Everton has conceded the most Premier League goals this season — 13 in five games, while Liverpool’s eight is double the number 19th-place Burnley has allowed.
Liverpool’s joy at qualifying for the Champions League has been replaced by the frustration of hitting top form only once so far, the 3-0 victory at Tottenham. The loss of Luis Suarez, both as a goalscorer and a leader on the pitch, has been greater than feared and three defeats in five league games have highlighted defensive weaknesses that Brendan Rodgers must correct. Whichever two center-backs he selects from Martin Skrtel, Mamadou Sakho and Dejan Lovren have yet to gel while goalkeeper Simon Mignolet continues to have the worry beads on red alert.
Daniel Sturridge, 36 goals in 52 appearances for Liverpool, may be fit to play, otherwise Mario Balotelli, whose presence has Reds fans scratching their heads, will lead the line. “Daniel responds well to treatment,” said Rodgers who admitted Liverpool’s game had been “a bit broken” because of new players settling in.
“He is near to fitness. If he doesn’t make Saturday, he won’t be far away after that.”

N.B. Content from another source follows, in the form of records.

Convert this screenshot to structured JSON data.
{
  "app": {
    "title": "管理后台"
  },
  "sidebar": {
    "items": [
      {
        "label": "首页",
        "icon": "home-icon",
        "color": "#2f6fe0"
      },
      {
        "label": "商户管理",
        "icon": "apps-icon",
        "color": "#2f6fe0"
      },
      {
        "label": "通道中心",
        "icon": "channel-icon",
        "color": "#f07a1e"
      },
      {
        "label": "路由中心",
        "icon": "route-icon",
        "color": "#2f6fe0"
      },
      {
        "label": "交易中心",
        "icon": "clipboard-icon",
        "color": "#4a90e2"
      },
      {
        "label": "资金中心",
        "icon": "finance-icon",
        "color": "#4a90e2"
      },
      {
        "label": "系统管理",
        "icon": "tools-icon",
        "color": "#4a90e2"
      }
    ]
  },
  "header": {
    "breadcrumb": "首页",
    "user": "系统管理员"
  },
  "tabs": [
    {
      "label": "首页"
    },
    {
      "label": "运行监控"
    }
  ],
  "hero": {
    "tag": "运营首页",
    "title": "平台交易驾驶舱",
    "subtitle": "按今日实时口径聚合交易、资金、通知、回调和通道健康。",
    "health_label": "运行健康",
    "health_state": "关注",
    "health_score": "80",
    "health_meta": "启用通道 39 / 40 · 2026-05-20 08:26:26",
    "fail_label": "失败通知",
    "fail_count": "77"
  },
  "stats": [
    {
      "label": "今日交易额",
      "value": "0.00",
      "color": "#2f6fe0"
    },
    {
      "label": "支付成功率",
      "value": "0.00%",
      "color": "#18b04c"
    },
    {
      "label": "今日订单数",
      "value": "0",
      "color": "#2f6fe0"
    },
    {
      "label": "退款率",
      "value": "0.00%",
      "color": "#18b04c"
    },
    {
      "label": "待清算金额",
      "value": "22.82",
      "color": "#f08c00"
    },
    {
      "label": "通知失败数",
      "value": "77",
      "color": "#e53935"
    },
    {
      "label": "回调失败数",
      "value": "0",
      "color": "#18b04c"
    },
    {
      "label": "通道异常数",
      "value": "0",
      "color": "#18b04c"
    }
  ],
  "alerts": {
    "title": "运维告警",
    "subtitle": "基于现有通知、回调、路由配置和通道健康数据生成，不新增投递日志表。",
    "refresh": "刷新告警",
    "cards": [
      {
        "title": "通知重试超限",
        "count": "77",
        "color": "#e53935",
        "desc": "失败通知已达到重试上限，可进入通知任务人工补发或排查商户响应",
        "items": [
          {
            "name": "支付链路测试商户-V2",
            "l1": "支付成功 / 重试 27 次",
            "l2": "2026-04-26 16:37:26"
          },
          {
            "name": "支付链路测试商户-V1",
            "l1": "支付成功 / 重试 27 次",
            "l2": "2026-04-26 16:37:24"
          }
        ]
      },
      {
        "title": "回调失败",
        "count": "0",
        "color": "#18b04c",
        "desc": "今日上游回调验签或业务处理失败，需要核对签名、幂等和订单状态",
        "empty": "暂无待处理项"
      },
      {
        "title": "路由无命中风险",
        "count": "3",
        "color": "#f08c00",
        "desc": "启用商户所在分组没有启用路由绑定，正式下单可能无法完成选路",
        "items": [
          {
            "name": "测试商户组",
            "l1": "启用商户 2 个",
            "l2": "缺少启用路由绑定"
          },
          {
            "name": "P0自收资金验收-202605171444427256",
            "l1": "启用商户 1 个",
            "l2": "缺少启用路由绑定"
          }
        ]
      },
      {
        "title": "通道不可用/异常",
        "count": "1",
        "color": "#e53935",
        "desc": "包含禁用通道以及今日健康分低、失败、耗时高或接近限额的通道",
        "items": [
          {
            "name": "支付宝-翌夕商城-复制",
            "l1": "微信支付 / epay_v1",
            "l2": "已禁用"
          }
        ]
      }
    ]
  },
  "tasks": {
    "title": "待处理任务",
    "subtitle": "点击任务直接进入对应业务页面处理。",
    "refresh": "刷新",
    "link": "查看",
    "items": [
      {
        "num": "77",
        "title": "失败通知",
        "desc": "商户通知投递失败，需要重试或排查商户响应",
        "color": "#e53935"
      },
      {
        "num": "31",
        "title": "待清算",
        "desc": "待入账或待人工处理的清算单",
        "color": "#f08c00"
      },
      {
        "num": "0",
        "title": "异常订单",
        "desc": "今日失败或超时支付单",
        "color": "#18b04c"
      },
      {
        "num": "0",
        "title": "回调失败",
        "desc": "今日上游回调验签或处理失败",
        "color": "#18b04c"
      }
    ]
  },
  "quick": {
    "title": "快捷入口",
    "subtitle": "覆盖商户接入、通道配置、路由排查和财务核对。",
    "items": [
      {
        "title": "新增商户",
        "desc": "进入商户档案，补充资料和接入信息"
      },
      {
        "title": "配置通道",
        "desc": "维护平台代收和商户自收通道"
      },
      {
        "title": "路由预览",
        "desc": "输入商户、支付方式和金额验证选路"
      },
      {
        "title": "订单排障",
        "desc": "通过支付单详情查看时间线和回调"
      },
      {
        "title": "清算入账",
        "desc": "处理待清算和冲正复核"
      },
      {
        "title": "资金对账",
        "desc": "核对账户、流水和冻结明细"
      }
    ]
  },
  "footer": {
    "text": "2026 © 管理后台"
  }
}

Steven Gerrard’s post-World Cup form has, perhaps unsurprisingly, been poor, but the good news for Liverpool is that it has lost only one of the last 15 derbies in the league, with Everton failing to win at Anfield since 1999.
Everton was thumped 3-0 by Swansea in the Capital One Cup with Leighton Baines, Phil Jagielka and particularly Tim Howard also affected by post-Brazil blues.
The other game where local bragging rights are at stake is Arsenal vs. Tottenham, Arsene Wenger’s side wanting to extend its home superiority over its neighbors which stands at one defeat in the last 21 games.
Both sides have been inconsistent to date, Arsenal’s defense unable to stop leaking goals from set-pieces with Spurs’ attack lacking a cutting edge. It will be Mauricio Pochettino’s first derby as Spurs manager and he knows a win at the Emirates would lift much of the pressure off him.
One player desperate to play some part in the match is Arsenal midfielder Abou Diaby. Records are not kept for the most injured player, but it is difficult to look further than Diaby who joined the Gunners from Auxerre in January 2006 .
Over the past seven seasons the France international has sustained 36 separate injuries. Of a possible 327 Premier League matches, Diaby has made 92 appearances, 32 as a substitute. Of Arsenal’s last 157 Premier League games, he had played in 42.
He made his first Arsenal start in 556 days in the Capital One Cup defeat by Southampton on Tuesday, lasting 67 minutes.
“He is a giant, mentally,” said Arsene Wenger. “To do what he has done, coming back every time from the severe injuries he has sustained, deserves a lot of respect.”
While no player wants to be injured, surely none in recent times has been paid as much to recover from so many layoffs.
Christopher Davies was a longtime Premier League correspondent for the London Daily Telegraph.